Department of Agricultural Economics,
Montana State University
P.O. Box 17290
Bozeman, MT 59717
Tel: (406) 994-3729
NBER Working Papers and Publications
|September 2016||Substance Abuse Treatment Centers and Local Crime|
with Samuel R. Bondurant, Jason M. Lindo: w22610
In this paper we estimate the effects of expanding access to substance-abuse treatment on local crime. We do so using an identification strategy that leverages variation driven by substance-abuse-treatment facility openings and closings measured at the county level. The results indicate that substance-abuse-treatment facilities reduce both violent and financially motivated crimes in an area, and that the effects are particularly pronounced for relatively serious crimes. The effects on homicides are documented across three sources of homicide data.
|December 2015||College Party Culture and Sexual Assault|
with Jason M. Lindo, Peter M. Siminski: w21828

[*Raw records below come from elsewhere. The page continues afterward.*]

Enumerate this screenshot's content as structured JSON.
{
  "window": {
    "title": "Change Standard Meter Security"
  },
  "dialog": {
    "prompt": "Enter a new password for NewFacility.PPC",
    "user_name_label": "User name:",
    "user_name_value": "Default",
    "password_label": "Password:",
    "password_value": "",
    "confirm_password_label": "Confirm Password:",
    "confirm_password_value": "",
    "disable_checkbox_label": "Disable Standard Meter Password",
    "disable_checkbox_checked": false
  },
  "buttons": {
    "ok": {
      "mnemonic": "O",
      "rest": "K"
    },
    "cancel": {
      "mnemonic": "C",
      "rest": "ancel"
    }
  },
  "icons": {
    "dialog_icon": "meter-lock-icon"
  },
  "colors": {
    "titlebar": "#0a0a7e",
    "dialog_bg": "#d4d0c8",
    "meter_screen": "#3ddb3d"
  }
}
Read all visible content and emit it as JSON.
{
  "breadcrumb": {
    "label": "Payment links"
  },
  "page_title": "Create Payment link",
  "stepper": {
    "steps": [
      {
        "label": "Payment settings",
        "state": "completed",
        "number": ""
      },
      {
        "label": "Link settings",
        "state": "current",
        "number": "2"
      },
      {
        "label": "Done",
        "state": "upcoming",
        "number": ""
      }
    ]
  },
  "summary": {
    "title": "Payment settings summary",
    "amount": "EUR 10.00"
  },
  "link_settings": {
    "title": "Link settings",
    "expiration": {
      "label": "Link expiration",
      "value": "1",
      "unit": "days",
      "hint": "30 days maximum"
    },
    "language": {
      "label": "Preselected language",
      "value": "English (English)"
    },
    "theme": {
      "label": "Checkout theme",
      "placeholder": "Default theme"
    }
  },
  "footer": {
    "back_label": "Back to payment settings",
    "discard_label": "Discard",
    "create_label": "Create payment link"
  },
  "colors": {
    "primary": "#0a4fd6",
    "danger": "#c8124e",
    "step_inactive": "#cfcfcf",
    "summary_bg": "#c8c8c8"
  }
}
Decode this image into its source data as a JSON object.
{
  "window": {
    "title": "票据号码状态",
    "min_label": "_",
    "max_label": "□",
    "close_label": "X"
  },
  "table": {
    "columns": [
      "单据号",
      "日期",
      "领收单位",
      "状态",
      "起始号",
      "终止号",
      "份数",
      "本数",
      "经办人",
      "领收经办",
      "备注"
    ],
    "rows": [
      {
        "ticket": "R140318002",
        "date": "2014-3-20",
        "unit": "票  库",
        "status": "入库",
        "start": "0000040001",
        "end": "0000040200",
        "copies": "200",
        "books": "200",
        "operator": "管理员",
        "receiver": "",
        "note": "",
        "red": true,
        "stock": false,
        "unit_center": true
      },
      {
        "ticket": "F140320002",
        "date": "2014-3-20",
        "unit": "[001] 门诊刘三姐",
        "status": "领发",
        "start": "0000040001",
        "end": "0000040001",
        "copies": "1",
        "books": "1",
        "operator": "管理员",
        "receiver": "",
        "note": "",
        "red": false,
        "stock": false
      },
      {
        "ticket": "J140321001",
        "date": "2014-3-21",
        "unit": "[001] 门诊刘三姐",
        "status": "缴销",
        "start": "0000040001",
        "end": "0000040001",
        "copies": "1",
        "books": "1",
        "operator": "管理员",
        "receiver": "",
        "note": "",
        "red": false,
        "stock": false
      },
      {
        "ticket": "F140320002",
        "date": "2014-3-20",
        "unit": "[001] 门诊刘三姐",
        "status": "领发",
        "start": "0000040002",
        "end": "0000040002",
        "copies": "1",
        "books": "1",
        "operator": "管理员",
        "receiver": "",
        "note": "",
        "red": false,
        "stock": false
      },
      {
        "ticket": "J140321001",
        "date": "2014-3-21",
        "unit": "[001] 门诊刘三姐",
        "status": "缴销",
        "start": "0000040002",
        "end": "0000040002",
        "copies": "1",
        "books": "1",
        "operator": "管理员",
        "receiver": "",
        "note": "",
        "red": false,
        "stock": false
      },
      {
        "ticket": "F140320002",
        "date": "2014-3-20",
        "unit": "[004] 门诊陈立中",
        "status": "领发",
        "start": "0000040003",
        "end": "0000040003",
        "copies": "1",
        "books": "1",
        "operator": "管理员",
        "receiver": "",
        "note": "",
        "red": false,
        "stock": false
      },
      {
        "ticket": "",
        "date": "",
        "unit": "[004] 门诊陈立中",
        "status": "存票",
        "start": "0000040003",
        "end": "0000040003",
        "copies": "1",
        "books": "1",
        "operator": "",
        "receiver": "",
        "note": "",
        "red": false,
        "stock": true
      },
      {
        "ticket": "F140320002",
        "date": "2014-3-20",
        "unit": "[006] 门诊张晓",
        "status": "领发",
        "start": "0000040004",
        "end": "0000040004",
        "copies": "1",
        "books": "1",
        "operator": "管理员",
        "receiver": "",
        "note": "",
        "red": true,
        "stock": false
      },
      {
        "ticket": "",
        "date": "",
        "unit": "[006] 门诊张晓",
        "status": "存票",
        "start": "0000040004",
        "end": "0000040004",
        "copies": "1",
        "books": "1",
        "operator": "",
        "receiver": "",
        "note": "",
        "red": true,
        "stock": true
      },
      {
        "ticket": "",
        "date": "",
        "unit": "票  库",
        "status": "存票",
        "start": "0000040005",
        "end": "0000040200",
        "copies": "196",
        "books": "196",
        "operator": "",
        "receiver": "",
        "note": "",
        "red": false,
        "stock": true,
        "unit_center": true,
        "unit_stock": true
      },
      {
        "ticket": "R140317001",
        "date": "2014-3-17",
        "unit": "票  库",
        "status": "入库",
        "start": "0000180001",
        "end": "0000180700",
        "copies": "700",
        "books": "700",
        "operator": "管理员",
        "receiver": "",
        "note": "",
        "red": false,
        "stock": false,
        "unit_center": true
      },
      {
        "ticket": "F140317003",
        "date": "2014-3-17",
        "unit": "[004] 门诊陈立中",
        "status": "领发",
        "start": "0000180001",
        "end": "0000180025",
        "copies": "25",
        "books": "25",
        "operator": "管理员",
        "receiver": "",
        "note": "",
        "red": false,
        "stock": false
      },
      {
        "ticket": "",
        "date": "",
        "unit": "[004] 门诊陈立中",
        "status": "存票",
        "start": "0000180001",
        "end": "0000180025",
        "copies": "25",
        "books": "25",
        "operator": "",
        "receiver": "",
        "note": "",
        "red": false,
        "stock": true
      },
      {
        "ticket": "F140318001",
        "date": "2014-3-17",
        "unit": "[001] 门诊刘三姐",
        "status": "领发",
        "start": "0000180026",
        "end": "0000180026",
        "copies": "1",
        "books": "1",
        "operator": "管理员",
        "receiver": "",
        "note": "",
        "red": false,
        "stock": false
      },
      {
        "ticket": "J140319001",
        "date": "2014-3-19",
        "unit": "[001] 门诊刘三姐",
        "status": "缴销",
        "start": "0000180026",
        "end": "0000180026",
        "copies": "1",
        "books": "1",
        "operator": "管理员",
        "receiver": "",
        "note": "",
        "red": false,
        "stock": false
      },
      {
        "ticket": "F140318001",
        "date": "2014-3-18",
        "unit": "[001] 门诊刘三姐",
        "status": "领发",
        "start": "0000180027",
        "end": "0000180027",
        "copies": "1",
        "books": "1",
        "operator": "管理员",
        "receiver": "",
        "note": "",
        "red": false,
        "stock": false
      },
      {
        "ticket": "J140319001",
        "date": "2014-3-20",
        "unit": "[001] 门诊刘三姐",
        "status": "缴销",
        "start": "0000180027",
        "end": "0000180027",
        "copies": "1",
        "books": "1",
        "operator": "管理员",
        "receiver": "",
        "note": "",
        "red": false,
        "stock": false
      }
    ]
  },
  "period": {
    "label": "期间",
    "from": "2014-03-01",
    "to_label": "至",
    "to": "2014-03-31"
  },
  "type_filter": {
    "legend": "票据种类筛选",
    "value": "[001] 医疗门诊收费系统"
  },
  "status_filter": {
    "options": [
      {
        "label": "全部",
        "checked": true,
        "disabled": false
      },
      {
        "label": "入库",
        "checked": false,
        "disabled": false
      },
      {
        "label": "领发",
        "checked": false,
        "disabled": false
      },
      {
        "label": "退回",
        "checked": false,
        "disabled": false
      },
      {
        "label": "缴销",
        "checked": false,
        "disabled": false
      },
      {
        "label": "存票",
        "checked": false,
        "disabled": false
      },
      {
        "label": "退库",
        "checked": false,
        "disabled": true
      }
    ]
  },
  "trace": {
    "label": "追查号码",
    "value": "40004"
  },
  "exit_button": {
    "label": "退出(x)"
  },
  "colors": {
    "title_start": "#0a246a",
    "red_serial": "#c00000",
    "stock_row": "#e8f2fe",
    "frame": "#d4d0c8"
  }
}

This paper considers the degree to which events that intensify partying increase sexual assault. Estimates are based on panel data from campus and local law-enforcement agencies and an identification strategy that exploits plausibly random variation in the timing of Division 1 football games. The estimates indicate that these events increase daily reports of rape with 17-24 year old victims by 28 percent. The effects are driven largely by 17-24 year old offenders and by offenders unknown to the victim, but we also find significant effects on incidents involving offenders of other ages and on incidents involving offenders known to the victim.
Published: Jason M. Lindo & Peter Siminski & Isaac D. Swensen, 2018. "College Party Culture and Sexual Assault," American Economic Journal: Applied Economics, vol 10(1), pages 236-265.
|December 2011||Are Big-Time Sports a Threat to Student Achievement?|
with Jason M. Lindo, Glen R. Waddell: w17677
We consider the relationship between collegiate-football success and non-athlete student performance. We find that the team's success significantly reduces male grades relative to female grades. This phenomenon is only present in fall quarters, which coincides with the football season. Using survey data, we find that males are more likely than females to increase alcohol consumption, decrease studying, and increase partying in response to the success of the team. Yet, females also report that their behavior is affected by athletic success, suggesting that their performance is likely impaired but that this effect is masked by the practice of grade curving.
Published: Jason M. Lindo & Isaac D. Swensen & Glen R. Waddell, 2012. "Are Big-Time Sports a Threat to Student Achievement?," American Economic Journal: Applied Economics, American Economic Association, vol. 4(4), pages 254-74, October. citation courtesy of
|Alcohol and Student Performance: Estimating the Effect of Legal Access|
with Jason M. Lindo, Glen R. Waddell: w17637
We consider the effect of legal access to alcohol on student achievement. We first estimate the effect using an RD design but argue that this approach is not well suited to the research question in our setting. Our preferred approach instead exploits the longitudinal nature of the data, identifying the effect by measuring the extent to which a student's performance changes after he gains legal access to alcohol, controlling flexibly for the expected evolution of grades as students make progress towards their degrees. We find that students' grades fall below their expected levels upon being able to drink legally, but by less than previously documented. We also show that there are effects on women and that the effects are persistent.
Published: Lindo, Jason M. & Swensen, Isaac D. & Waddell, Glen R., 2013. "Alcohol and student performance: Estimating the effect of legal access," Journal of Health Economics, Elsevier, vol. 32(1), pages 22-32. citation courtesy of